Spinal fusion – the joining or fusing of two or more vertebrae – involves many options and techniques, dependent upon the type of spinal disorder (e.g., scoliosis, spinal stenosis) being addressed. Specially designed implants (including cages, rods, hooks and screws) are also often used in a fusion surgery; they are intended to ensure correct alignment between vertebrae and help successful fusion to take place and add strength and stability to the spine during the healing process.
Use of Fusion Techniques, Devices and Options for Spinal Fusion Surgery

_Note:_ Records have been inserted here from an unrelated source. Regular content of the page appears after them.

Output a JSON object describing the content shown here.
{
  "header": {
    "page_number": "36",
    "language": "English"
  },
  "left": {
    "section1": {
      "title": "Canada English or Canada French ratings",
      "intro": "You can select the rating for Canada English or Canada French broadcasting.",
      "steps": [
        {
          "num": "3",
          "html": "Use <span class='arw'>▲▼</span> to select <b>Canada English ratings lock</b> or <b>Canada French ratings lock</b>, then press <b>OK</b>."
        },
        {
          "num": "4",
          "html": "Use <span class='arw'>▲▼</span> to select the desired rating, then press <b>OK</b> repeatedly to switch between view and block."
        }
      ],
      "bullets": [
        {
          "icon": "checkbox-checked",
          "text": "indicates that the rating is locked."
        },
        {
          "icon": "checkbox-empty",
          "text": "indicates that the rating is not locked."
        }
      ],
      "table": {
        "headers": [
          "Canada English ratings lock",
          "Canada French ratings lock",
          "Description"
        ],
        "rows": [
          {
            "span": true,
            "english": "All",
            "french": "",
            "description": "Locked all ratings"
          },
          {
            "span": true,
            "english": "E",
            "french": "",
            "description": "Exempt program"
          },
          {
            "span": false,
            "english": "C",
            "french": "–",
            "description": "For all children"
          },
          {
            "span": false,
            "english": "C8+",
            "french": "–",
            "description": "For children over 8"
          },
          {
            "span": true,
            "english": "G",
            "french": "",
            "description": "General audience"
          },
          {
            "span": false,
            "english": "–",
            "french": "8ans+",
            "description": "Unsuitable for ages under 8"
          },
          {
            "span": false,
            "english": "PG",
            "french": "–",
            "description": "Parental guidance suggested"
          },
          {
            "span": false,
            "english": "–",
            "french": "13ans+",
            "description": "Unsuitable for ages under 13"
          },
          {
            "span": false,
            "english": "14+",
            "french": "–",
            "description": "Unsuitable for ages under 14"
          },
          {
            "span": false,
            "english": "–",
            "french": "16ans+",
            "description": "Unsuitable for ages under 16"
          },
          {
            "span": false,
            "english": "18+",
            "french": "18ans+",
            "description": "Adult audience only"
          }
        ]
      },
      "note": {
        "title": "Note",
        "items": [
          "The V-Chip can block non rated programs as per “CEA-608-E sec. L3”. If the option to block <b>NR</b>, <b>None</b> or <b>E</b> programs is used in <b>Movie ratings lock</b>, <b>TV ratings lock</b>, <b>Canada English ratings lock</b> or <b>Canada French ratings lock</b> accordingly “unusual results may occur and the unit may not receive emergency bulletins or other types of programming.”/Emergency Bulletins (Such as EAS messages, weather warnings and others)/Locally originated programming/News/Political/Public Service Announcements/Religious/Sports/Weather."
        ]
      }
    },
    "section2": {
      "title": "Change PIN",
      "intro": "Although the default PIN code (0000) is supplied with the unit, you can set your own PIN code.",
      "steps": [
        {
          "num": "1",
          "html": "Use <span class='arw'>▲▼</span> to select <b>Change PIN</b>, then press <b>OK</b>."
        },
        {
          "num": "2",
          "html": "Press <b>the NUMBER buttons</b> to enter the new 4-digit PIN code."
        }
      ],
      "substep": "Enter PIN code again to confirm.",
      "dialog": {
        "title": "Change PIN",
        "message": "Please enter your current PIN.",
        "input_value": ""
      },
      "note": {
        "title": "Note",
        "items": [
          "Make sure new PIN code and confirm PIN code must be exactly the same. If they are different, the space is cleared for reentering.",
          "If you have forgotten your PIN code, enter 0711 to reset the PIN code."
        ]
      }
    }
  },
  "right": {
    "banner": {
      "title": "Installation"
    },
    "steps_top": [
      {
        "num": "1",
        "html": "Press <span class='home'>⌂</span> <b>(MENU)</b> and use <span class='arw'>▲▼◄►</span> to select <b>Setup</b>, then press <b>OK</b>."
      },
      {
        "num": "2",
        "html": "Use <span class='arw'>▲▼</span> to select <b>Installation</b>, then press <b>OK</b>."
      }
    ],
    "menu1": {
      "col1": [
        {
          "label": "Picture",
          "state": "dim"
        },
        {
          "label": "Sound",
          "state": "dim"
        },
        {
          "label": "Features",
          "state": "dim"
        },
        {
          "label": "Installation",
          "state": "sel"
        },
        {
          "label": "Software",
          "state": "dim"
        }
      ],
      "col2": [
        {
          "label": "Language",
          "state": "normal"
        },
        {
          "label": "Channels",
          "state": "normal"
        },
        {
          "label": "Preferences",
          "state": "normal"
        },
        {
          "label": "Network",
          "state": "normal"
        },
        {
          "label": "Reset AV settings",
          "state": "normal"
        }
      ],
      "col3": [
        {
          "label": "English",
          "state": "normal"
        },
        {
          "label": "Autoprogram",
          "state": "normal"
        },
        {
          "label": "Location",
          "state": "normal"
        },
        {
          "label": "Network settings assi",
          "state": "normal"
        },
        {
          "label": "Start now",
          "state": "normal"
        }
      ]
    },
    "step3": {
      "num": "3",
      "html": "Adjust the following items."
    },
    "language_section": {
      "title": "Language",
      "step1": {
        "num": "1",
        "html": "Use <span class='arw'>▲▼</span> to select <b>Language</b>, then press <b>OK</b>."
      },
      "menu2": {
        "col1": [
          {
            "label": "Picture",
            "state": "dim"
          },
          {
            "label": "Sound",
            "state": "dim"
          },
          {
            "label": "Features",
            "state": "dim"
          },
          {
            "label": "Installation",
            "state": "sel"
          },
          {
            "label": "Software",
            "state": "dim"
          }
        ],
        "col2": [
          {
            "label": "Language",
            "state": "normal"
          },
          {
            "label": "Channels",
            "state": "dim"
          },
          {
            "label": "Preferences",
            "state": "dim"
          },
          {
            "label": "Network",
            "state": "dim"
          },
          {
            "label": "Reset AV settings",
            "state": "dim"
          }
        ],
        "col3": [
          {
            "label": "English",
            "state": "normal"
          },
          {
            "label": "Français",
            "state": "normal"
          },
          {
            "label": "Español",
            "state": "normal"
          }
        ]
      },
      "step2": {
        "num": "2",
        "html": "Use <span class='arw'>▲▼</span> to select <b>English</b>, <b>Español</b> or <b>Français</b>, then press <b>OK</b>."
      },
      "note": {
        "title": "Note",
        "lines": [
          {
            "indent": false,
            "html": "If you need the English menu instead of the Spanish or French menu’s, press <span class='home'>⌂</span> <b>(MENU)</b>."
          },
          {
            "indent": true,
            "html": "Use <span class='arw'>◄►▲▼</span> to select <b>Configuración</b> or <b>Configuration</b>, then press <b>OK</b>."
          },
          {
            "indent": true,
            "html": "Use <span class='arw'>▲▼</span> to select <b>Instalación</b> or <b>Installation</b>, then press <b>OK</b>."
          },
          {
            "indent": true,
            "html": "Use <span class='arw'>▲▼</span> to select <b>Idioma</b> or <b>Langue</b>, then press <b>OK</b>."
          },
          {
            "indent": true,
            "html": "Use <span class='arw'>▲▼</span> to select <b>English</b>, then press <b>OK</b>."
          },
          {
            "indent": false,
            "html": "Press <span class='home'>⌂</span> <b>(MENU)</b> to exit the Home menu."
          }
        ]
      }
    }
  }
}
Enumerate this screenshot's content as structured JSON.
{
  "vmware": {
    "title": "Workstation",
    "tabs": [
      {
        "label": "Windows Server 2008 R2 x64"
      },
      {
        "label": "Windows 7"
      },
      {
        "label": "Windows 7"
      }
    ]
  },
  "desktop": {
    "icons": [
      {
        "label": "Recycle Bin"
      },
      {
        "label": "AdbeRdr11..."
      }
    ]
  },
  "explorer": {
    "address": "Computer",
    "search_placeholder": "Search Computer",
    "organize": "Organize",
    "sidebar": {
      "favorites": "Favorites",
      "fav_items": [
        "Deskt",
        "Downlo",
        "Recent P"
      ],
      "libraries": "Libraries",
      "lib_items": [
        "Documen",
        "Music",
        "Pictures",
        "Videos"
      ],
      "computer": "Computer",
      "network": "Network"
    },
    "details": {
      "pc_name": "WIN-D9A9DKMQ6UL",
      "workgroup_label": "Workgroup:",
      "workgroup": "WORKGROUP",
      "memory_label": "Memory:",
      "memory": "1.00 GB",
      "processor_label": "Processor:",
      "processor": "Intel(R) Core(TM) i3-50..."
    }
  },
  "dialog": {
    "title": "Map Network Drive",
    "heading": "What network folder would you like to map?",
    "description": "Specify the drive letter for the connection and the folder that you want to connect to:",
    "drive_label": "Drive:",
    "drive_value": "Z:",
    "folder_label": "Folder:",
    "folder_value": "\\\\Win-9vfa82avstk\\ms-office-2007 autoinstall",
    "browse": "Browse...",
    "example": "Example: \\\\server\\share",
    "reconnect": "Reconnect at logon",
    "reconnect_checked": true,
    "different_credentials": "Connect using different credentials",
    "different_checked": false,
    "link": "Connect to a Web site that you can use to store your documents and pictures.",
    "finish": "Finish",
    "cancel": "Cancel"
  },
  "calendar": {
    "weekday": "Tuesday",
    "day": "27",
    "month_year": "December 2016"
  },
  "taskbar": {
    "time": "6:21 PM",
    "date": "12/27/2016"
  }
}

Traditionally a bone graft is used to facilitate fusion; this involves small amounts of bone being taken from the patient’s pelvis (autograft), or from a donor (allograft), which is packed between the vertebrae in order to “fuse” them together. A fusion is not always achieved after surgery; fusion rates vary depending on such factors such as whether or not the patient smokes, number of previous procedures, and the underlying pathology. Some special fusion techniques and options – Posterior Spinal Fusion, Spinal Implants, Bone Morphogenetic Protein (BMP), Interbody Fusion, Posterior Lumbar Interbody Fusion (PLIF), Transforaminal Lumbar Interbody Fusion (TLIF), and Far Lateral Lumbar Interbody Fusion (FLIF) – are addressed in further detail on their respective pages.